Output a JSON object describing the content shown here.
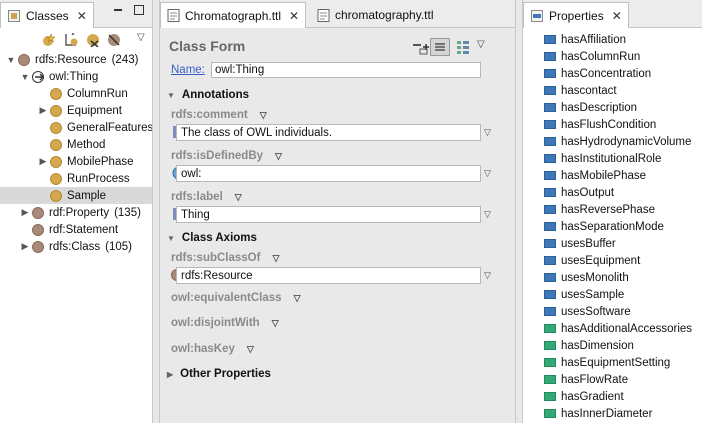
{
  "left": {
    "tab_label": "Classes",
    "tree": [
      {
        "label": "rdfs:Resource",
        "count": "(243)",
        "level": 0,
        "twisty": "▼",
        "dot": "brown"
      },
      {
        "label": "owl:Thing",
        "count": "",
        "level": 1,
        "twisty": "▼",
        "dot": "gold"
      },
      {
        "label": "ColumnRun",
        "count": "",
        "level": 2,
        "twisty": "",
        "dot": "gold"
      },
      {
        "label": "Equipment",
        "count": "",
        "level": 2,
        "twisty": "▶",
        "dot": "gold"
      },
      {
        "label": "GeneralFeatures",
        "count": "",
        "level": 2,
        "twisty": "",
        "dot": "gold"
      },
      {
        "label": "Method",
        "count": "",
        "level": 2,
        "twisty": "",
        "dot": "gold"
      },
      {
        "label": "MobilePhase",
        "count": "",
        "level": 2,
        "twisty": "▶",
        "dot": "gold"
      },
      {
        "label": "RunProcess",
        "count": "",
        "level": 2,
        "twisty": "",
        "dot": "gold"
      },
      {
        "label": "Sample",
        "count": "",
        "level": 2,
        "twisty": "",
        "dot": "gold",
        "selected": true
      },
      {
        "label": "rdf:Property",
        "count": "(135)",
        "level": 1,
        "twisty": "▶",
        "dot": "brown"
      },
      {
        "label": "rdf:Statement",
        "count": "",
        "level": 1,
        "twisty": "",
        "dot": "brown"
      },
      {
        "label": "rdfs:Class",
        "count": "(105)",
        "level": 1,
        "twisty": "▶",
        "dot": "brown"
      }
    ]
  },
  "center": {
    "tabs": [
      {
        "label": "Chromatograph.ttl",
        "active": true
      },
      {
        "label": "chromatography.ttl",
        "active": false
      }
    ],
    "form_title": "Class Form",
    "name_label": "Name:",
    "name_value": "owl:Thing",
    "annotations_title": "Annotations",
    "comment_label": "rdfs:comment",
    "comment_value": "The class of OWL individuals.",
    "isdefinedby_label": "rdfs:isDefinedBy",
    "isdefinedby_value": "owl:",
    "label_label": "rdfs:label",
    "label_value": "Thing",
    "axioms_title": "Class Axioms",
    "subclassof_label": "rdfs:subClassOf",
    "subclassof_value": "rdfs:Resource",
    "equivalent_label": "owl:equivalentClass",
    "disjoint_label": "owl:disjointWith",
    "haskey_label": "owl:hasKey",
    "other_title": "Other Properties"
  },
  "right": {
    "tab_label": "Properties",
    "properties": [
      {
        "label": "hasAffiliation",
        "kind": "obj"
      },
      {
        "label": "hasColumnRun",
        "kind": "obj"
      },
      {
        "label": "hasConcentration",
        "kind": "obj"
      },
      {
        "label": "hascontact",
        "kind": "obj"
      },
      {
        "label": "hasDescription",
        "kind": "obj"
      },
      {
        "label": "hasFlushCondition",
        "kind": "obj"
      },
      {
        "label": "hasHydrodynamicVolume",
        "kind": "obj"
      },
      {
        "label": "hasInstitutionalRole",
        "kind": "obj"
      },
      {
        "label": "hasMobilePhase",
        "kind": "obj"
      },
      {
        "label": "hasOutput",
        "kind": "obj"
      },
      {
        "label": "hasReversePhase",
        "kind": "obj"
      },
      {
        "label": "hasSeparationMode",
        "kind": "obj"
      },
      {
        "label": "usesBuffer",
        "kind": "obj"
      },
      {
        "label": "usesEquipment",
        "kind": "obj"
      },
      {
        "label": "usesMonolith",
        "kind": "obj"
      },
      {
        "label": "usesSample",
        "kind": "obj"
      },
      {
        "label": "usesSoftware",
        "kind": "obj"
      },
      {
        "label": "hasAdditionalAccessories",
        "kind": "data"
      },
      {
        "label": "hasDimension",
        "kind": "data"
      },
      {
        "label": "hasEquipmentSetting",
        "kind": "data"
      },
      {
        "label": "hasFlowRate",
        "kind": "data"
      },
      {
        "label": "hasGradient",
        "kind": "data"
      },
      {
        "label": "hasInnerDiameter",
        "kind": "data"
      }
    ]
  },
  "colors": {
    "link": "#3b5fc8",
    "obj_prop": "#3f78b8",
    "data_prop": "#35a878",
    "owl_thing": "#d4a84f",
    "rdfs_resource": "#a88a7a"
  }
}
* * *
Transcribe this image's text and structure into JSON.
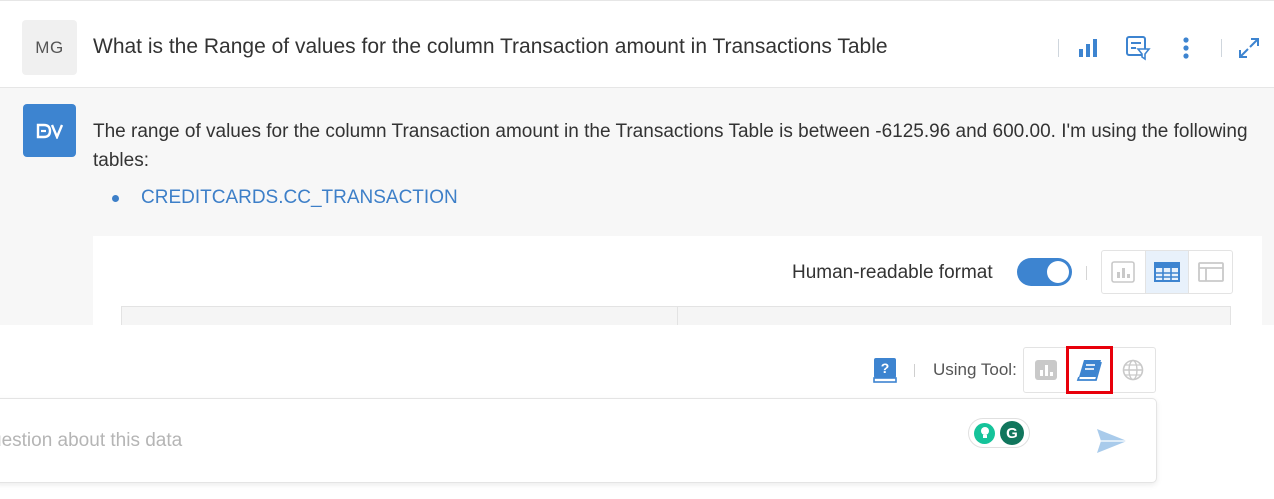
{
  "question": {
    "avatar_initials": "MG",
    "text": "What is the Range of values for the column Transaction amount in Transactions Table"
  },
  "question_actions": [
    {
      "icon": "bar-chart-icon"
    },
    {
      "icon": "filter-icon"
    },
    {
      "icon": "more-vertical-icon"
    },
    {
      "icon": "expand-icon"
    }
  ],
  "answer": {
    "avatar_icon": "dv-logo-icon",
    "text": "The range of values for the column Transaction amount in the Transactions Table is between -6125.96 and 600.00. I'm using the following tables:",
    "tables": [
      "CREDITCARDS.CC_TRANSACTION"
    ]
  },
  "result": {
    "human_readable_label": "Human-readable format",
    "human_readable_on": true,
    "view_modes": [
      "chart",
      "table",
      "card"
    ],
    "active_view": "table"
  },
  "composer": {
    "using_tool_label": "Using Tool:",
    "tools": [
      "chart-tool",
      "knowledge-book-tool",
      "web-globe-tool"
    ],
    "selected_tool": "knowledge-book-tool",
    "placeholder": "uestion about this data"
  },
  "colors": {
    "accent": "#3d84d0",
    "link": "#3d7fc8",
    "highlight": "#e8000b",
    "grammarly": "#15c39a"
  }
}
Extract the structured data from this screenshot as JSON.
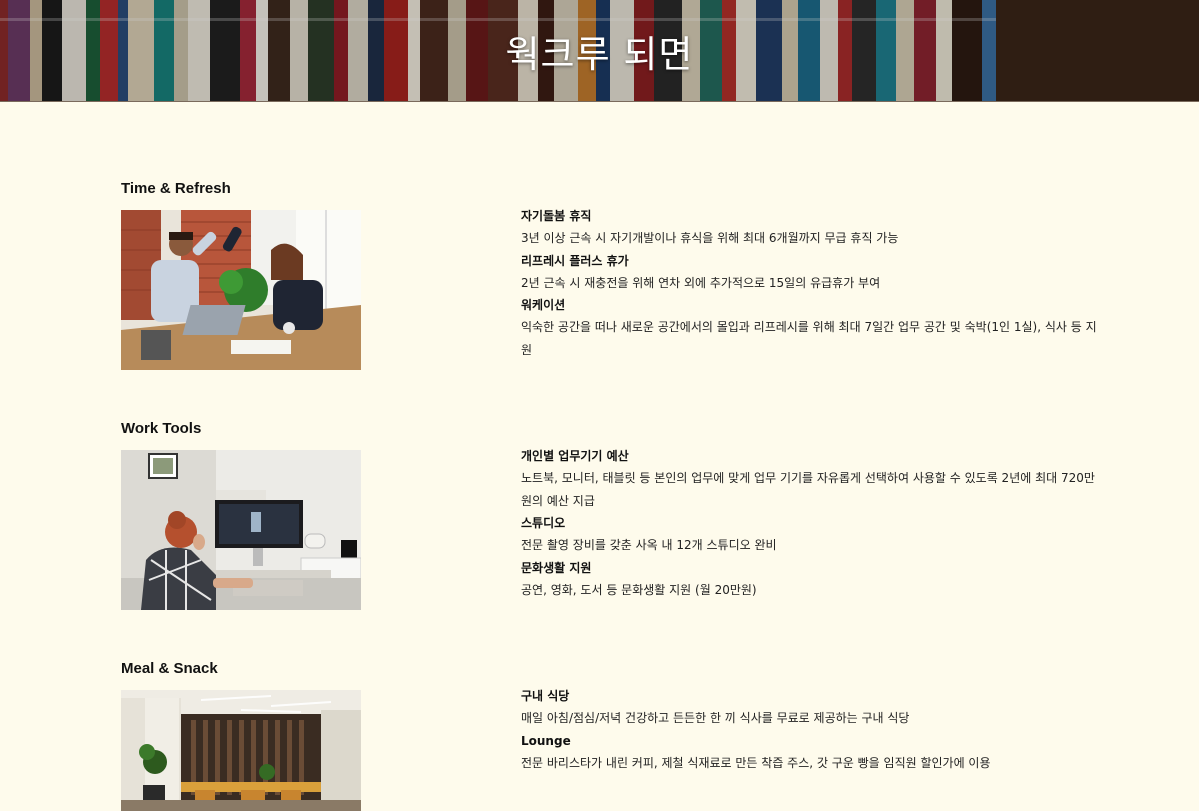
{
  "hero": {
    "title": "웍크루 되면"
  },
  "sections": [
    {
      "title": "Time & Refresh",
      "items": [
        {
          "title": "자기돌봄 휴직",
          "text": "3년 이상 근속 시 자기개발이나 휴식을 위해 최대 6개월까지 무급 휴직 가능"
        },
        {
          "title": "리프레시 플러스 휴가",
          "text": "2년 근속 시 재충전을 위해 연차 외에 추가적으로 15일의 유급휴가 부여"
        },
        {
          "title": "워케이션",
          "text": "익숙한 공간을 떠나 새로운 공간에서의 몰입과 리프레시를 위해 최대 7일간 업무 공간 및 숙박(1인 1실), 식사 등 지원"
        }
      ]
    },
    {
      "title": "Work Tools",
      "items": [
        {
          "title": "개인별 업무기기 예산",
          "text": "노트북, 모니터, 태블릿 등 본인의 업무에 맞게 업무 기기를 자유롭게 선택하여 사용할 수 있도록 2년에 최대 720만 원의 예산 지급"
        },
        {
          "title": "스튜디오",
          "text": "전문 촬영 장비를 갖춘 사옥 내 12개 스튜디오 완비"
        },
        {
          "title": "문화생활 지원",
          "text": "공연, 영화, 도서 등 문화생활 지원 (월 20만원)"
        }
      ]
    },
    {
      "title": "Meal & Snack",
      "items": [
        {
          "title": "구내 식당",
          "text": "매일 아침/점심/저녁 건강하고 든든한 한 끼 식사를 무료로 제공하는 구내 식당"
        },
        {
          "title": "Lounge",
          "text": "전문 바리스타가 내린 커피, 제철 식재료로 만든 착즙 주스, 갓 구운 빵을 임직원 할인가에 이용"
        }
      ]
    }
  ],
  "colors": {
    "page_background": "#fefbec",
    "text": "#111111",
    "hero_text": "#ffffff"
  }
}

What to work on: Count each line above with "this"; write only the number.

Your response: 3